Khamane?I, Sayyed ?Ali (1939– )
KHAMANE˒I, SAYYED ˓ALI (1939– )
Sayyed ˓Ali Khamane˒i, the leader of the Islamic Republic of Iran (r. 1989– ) was born in Mashad, Khorasan province, Iran, in 1939. Khamane˒i finished his study in Qom Seminary in 1964. During the rule of Mohammad Reza Shah, Khamane˒i was a student of Ruhollah Khomeini, the future leader of the Iranian Revolution. Khamane˒i was arrested many times during the shah's rule, served a total of three years in prison between 1964 and 1978, and was exiled for a year between 1978 and 1979, spending his time in Kanshahr, Baluchistan province. In 1979, following the overthrow of the shah, he was selected as the representative of the Revolutionary Council in the army as well as Deputy for Revolutionary Affairs at the National Ministry of Defense. He was also chosen as the leader of the Friday prayer in Tehran.
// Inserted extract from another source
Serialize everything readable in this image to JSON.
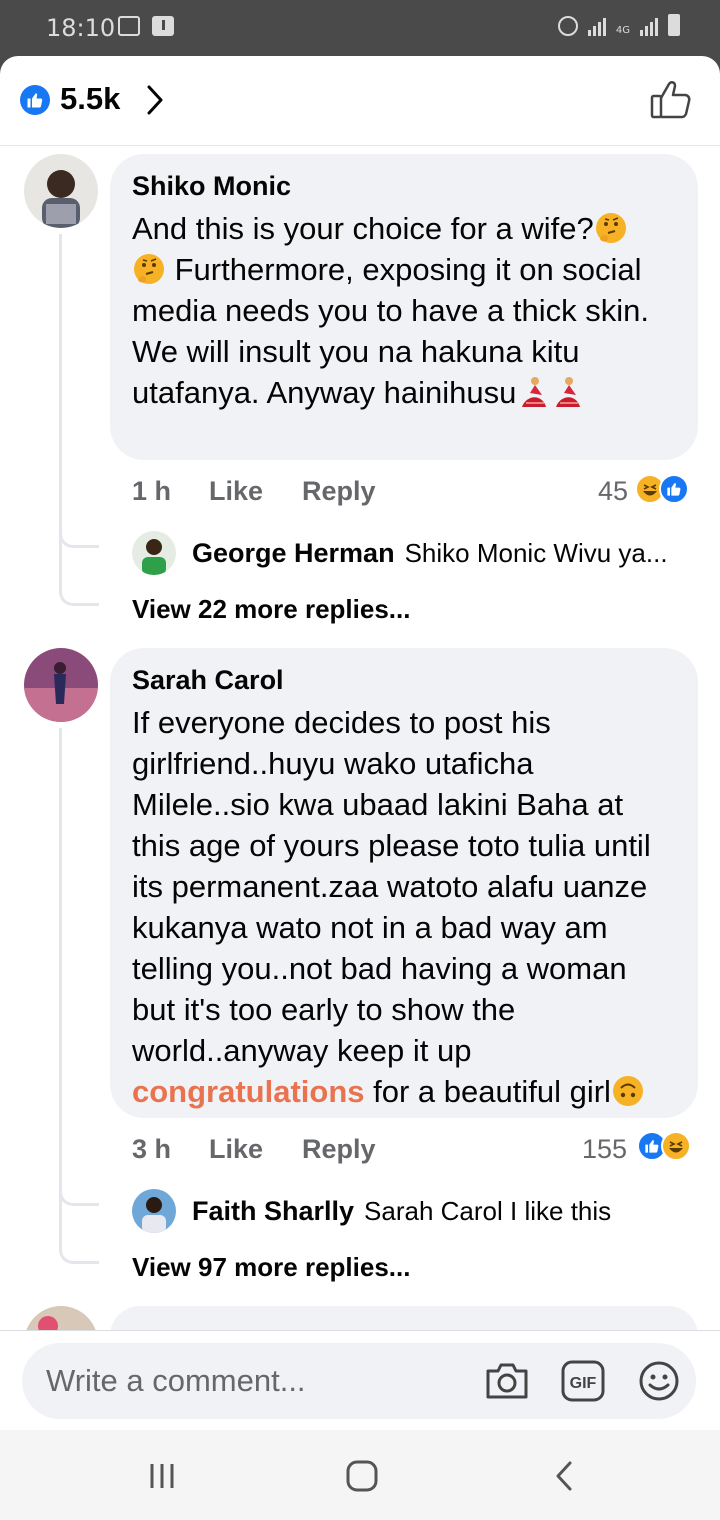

In 1980 Khamane˒i was elected to the Iranian Parliament. He was one of the founding members of the Islamic Republic Party. In June 1981 he became the target of an unsuccessful assassination attempt. In 1981, following the assassination of President Raja˒e, he was elected as the third president of revolutionary Iran. He was reelected president in 1985 and served a second four-year term. On 4 June 1989, after the death of the ayatollah Ruhollah Khomeini, the Assembly of Experts chose Khamane˒i as the vali-ye faqih or leader of the Islamic Republic of Iran. His main problem in leadership as a substitute for his predecessor, Khomeini, has been his lack of traditional and charismatic legitimacy.
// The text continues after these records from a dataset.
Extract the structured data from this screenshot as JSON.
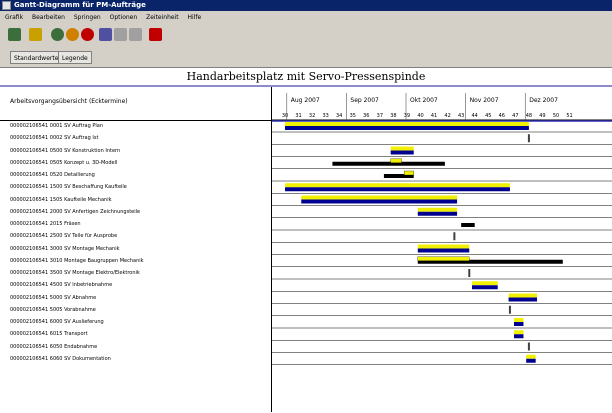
{
  "window": {
    "title": "Gantt-Diagramm für PM-Aufträge"
  },
  "menu": [
    "Grafik",
    "Bearbeiten",
    "Springen",
    "Optionen",
    "Zeiteinheit",
    "Hilfe"
  ],
  "toolbar": [
    {
      "icon": "check-icon",
      "color": "#3c6e3c"
    },
    {
      "icon": "save-icon",
      "color": "#c8a000"
    },
    {
      "icon": "back-icon",
      "color": "#3c6e3c"
    },
    {
      "icon": "exit-icon",
      "color": "#d08000"
    },
    {
      "icon": "cancel-icon",
      "color": "#c00000"
    },
    {
      "icon": "print-icon",
      "color": "#5050a0"
    },
    {
      "icon": "layout-icon",
      "color": "#a0a0a0"
    },
    {
      "icon": "grid-icon",
      "color": "#a0a0a0"
    },
    {
      "icon": "help-icon",
      "color": "#c00000"
    }
  ],
  "tabs": [
    "Standardwerte",
    "Legende"
  ],
  "chart": {
    "title": "Handarbeitsplatz mit Servo-Pressenspinde",
    "header_label": "Arbeitsvorgangsübersicht (Ecktermine)",
    "months": [
      "Aug 2007",
      "Sep 2007",
      "Okt 2007",
      "Nov 2007",
      "Dez 2007"
    ],
    "weeks": [
      "30",
      "31",
      "32",
      "33",
      "34",
      "35",
      "36",
      "37",
      "38",
      "39",
      "40",
      "41",
      "42",
      "43",
      "44",
      "45",
      "46",
      "47",
      "48",
      "49",
      "50",
      "51"
    ],
    "colors": {
      "plan": "#f0f000",
      "actual": "#000090",
      "black": "#000000"
    },
    "tasks": [
      {
        "label": "000002106541 0001 SV Auftrag Plan",
        "bars": [
          {
            "type": "plan-actual",
            "start": 30.0,
            "end": 48.0
          }
        ]
      },
      {
        "label": "000002106541 0002 SV Auftrag Ist",
        "bars": [
          {
            "type": "marker",
            "start": 48.0,
            "end": 48.0
          }
        ]
      },
      {
        "label": "000002106541 0500 SV Konstruktion Intern",
        "bars": [
          {
            "type": "plan-actual",
            "start": 37.8,
            "end": 39.5
          }
        ]
      },
      {
        "label": "000002106541 0505 Konzept u. 3D-Modell",
        "bars": [
          {
            "type": "black",
            "start": 33.5,
            "end": 41.8
          },
          {
            "type": "plan",
            "start": 37.8,
            "end": 38.6
          }
        ]
      },
      {
        "label": "000002106541 0520 Detailierung",
        "bars": [
          {
            "type": "black",
            "start": 37.3,
            "end": 39.5
          },
          {
            "type": "plan",
            "start": 38.8,
            "end": 39.5
          }
        ]
      },
      {
        "label": "000002106541 1500 SV Beschaffung Kaufteile",
        "bars": [
          {
            "type": "plan-actual",
            "start": 30.0,
            "end": 46.6
          }
        ]
      },
      {
        "label": "000002106541 1505 Kaufteile Mechanik",
        "bars": [
          {
            "type": "plan-actual",
            "start": 31.2,
            "end": 42.7
          }
        ]
      },
      {
        "label": "000002106541 2000 SV Anfertigen Zeichnungsteile",
        "bars": [
          {
            "type": "plan-actual",
            "start": 39.8,
            "end": 42.7
          }
        ]
      },
      {
        "label": "000002106541 2015 Fräsen",
        "bars": [
          {
            "type": "black",
            "start": 43.0,
            "end": 44.0
          }
        ]
      },
      {
        "label": "000002106541 2500 SV Teile für Ausprobe",
        "bars": [
          {
            "type": "marker",
            "start": 42.5,
            "end": 42.5
          }
        ]
      },
      {
        "label": "000002106541 3000 SV Montage Mechanik",
        "bars": [
          {
            "type": "plan-actual",
            "start": 39.8,
            "end": 43.6
          }
        ]
      },
      {
        "label": "000002106541 3010 Montage Baugruppen Mechanik",
        "bars": [
          {
            "type": "black",
            "start": 39.8,
            "end": 50.5
          },
          {
            "type": "plan",
            "start": 39.8,
            "end": 43.6
          }
        ]
      },
      {
        "label": "000002106541 3500 SV Montage Elektro/Elektronik",
        "bars": [
          {
            "type": "marker",
            "start": 43.6,
            "end": 43.6
          }
        ]
      },
      {
        "label": "000002106541 4500 SV Inbetriebnahme",
        "bars": [
          {
            "type": "plan-actual",
            "start": 43.8,
            "end": 45.7
          }
        ]
      },
      {
        "label": "000002106541 5000 SV Abnahme",
        "bars": [
          {
            "type": "plan-actual",
            "start": 46.5,
            "end": 48.6
          }
        ]
      },
      {
        "label": "000002106541 5005 Vorabnahme",
        "bars": [
          {
            "type": "marker",
            "start": 46.6,
            "end": 46.6
          }
        ]
      },
      {
        "label": "000002106541 6000 SV Auslieferung",
        "bars": [
          {
            "type": "plan-actual",
            "start": 46.9,
            "end": 47.6
          }
        ]
      },
      {
        "label": "000002106541 6015 Transport",
        "bars": [
          {
            "type": "plan-actual",
            "start": 46.9,
            "end": 47.6
          }
        ]
      },
      {
        "label": "000002106541 6050 Endabnahme",
        "bars": [
          {
            "type": "marker",
            "start": 48.0,
            "end": 48.0
          }
        ]
      },
      {
        "label": "000002106541 6060 SV Dokumentation",
        "bars": [
          {
            "type": "plan-actual",
            "start": 47.8,
            "end": 48.5
          }
        ]
      }
    ]
  }
}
After several attempts to make him the sole marja˓al-taqlid (Twelver Shi˓a leader) had failed, he was endorsed as one of seven maraje˓ by the conservative Qom clerics in December 1994. His political modus operandi includes conspiracy theory, religious authoritarianism, antipluralism, and anti-intellectualism. Khamane˒i has been accused of killing about eighty political activists and intellectuals both within and outside Iran since the 1990s. He closed more than eighty newspapers and imprisoned sixty journalists, political activists, and intellectuals in 2000 and 2001.